Court Enlarges Third-Party Defense

The current owner of contaminated property can escape Superfund liability by showing that a prior occupant caused the problem, according to a federal appeals court ruling (New York v. Lashins Arcade Co., No. 95-7716, 2d Cir., Aug. 5, 1996).

New York State authorities sued Lash-ins Arcade, attempting to recoup investigative and groundwater cleanup costs they incurred at a shopping mall. However, a federal district court dismissed the state's claims, noting that "Lashins had no direct or indirect contractual relationship with either of the [businesses] who re-leased the [contaminants] or with the [property owners] ... when the pollution occurred."

Under Section 107 of the Super-fund law, the current owner of a site contaminated by hazardous substances is liable for all cleanup costs unless the owner can prove the contamination was caused solely by a third party with whom the owner had no contractual relationship. However, the owner must exercise "due care" regarding the substances and take precautions against the third party's foreseeable acts and consequences.

A three-judge panel of the U.S. Court of Appeals for the Second Circuit unanimously ruled that the lower court was correct in blocking the state's attempt to make Lashins pay. The appellate panel also held that a current owner is not remiss by failing to exercise due diligence before purchase (i.e., conducting a site assessment) or by failing to contribute to the government's remedial investigation costs.

This decision significantly enlarges the third-party defense to Superfund liability. As a result, landowners in New York, Vermont and Connecticut, where Second Circuit rulings have direct impact, may be less likely to concede responsibility for cleaning up their contaminated property. "It is counterintuitive to suppose that a defendant is required to pay some or all of those response costs in order to establish ... [an] affirmative defense ... thereby rendering the affirmative defense partly or entirely academic," said the appeals court.

"A landowner is precluded from raising the third-party defense only if the contract between the landowner and the third party somehow is connected with the handling of hazardous substances," the opinion said.

As for the second requirement of the third-party defense - whether the defendant took adequate precautions against pollution by the third party - where "the last release ... happened more than fifteen years before Lashins [bought the property], there was obviously nothing Lashins could have done" to prevent it, the court explained.

The state urged that Lashins did not do enough to learn about the contamination before buying the site and, later on, to contain or clean it. However, the appeals court noted that, since the government investigation had been underway at least six months before Lashins' purchase, it would have been "pointless" for the buyer to conduct a simultaneous assessment of its own.
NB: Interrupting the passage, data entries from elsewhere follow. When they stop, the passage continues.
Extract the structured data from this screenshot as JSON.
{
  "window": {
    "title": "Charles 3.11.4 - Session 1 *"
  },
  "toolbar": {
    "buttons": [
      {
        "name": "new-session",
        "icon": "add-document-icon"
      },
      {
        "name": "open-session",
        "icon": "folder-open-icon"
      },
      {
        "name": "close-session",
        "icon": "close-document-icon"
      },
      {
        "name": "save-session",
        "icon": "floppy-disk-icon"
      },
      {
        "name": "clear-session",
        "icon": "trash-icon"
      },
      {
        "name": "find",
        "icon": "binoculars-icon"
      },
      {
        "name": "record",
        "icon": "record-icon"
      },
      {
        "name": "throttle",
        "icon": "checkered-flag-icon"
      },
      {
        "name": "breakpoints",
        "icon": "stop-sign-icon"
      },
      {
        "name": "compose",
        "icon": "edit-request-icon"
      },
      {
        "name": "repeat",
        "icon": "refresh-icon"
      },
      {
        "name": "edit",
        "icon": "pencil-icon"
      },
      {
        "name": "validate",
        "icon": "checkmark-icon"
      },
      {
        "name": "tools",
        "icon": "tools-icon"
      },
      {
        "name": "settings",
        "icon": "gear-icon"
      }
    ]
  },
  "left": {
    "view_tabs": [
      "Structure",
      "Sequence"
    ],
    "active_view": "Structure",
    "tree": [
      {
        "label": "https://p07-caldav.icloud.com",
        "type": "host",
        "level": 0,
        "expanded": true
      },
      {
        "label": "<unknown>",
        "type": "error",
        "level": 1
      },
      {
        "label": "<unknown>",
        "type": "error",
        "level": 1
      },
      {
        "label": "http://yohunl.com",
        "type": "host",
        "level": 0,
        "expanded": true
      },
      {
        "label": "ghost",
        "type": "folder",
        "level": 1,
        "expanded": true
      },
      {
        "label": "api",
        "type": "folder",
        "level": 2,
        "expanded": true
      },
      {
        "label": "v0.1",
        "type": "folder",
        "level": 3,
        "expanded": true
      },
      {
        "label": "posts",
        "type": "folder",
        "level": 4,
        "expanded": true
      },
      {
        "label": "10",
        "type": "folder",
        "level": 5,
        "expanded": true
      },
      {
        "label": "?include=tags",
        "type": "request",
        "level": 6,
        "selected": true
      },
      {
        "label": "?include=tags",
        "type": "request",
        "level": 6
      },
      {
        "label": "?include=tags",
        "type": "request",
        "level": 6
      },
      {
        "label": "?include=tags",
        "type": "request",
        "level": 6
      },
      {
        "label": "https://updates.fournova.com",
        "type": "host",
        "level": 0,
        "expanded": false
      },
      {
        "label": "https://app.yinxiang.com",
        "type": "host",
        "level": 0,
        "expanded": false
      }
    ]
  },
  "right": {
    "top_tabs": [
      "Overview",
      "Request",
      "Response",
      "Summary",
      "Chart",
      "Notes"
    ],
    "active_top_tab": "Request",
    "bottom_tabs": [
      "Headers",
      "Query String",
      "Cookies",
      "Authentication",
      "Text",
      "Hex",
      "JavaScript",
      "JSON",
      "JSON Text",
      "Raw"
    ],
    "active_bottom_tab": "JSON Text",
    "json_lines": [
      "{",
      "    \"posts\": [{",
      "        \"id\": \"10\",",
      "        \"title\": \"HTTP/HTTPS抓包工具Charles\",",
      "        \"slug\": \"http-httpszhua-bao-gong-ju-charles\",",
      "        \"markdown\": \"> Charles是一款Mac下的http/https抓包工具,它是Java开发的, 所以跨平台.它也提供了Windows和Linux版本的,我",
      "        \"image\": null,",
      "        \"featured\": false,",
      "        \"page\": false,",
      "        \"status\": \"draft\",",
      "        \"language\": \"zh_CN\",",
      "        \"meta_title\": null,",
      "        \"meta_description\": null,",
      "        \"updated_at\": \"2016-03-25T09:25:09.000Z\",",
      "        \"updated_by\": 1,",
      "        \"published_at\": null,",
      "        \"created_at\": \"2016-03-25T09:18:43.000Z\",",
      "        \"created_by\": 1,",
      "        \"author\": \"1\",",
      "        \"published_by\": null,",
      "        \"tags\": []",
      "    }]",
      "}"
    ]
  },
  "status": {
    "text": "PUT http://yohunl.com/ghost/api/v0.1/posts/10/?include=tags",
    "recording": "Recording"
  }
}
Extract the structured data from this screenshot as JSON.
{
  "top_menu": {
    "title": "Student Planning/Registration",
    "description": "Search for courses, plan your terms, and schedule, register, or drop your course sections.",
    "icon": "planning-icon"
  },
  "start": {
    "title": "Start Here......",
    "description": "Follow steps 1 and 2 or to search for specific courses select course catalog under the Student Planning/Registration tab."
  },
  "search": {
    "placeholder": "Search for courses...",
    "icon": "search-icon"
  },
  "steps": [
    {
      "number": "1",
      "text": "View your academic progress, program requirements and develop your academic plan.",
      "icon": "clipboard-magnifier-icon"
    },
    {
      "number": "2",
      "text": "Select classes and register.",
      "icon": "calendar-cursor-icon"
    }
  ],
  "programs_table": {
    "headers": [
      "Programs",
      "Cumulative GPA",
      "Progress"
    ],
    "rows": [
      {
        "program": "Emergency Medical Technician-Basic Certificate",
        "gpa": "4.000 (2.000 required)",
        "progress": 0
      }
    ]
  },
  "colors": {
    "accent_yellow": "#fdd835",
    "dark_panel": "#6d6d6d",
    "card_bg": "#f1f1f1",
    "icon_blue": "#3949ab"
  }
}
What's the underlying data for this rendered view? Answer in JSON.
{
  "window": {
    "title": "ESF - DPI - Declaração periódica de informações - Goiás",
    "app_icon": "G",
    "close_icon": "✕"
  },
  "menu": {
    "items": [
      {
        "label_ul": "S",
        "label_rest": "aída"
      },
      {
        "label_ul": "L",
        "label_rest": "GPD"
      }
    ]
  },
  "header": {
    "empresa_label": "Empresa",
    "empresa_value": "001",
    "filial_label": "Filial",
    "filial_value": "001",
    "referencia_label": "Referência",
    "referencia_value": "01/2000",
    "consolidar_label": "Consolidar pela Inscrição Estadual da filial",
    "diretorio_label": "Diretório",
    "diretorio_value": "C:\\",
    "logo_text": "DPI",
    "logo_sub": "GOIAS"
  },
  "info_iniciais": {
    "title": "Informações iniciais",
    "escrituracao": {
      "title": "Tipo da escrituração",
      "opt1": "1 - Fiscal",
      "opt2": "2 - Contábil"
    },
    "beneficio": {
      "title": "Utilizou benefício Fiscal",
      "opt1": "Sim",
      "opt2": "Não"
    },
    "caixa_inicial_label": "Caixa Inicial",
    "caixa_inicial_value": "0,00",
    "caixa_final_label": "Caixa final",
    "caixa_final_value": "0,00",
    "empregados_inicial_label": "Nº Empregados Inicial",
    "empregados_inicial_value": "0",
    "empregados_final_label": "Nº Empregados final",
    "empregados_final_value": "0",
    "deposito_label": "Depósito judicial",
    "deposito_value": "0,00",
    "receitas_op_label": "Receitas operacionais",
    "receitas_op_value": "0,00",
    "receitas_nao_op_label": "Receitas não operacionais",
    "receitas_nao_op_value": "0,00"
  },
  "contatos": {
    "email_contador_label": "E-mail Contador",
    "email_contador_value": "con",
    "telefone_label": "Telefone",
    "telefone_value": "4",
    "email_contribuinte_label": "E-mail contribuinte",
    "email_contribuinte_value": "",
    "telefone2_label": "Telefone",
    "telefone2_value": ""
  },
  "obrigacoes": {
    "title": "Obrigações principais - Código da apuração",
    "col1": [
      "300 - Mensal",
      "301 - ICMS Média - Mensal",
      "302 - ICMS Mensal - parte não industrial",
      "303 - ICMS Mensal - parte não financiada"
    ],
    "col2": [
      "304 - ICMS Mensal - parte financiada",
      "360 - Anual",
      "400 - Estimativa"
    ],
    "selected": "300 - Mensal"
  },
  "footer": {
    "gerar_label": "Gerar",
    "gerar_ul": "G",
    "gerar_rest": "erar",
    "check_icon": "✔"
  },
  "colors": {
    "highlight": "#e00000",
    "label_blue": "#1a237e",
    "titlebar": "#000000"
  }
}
Meanwhile, in a ruling that a defense lawyer says "vastly expands the notion of corporate successor liability," a federal district court held Waste Management of Pennsylvania liable under Superfund for landfill contamination (U.S. v. Keystone Sanitation Co., No. l:CV-93-1482, M.D. Pa., Aug. 22, 1996).

Keystone Hauling dumped hazardous wastes at the Adams County, Pa., landfill from 1968 until 1990. A year later, Waste Management, which never operated the site, bought Keystone's assets (but not the landfill) and its customer list.

U.S. District Judge Sylvia Rambo ruled that Waste Management was liable for cleanup costs at the landfill because the transaction resembled an ordinary merger and because Waste Management simply continued Keystone's business.

A court is "obligated to ascertain the true nature of a business transaction, despite the parties' attempt to label a sale on an asset purchase," she said.

In essence, "what the court ... said is that there is no way to protect yourself against liability ... if you buy [a company's] assets and customer list," according to Andrew Levine, environmental counsel for Waste Management.

A Washington attorney not connected with the case agreed with Levine. "Waste Management did a fine job of structuring the transaction to avoid the landfill liability, even waiting to buy until Keystone had ceased its landfill Soperations, but it wasn't good enough," the lawyer said.

Waste Management purchased Keystone's assets with stock valued at $3.1 million. Levine described the purchase as a garden-variety transaction - "trucks, some containers and a customer list" and retaining some hauling company employees. In fact, Waste Management purposely declined to purchase Keystone's landfill after completing its due diligence review and learning that the site was subject to a Superfund cleanup.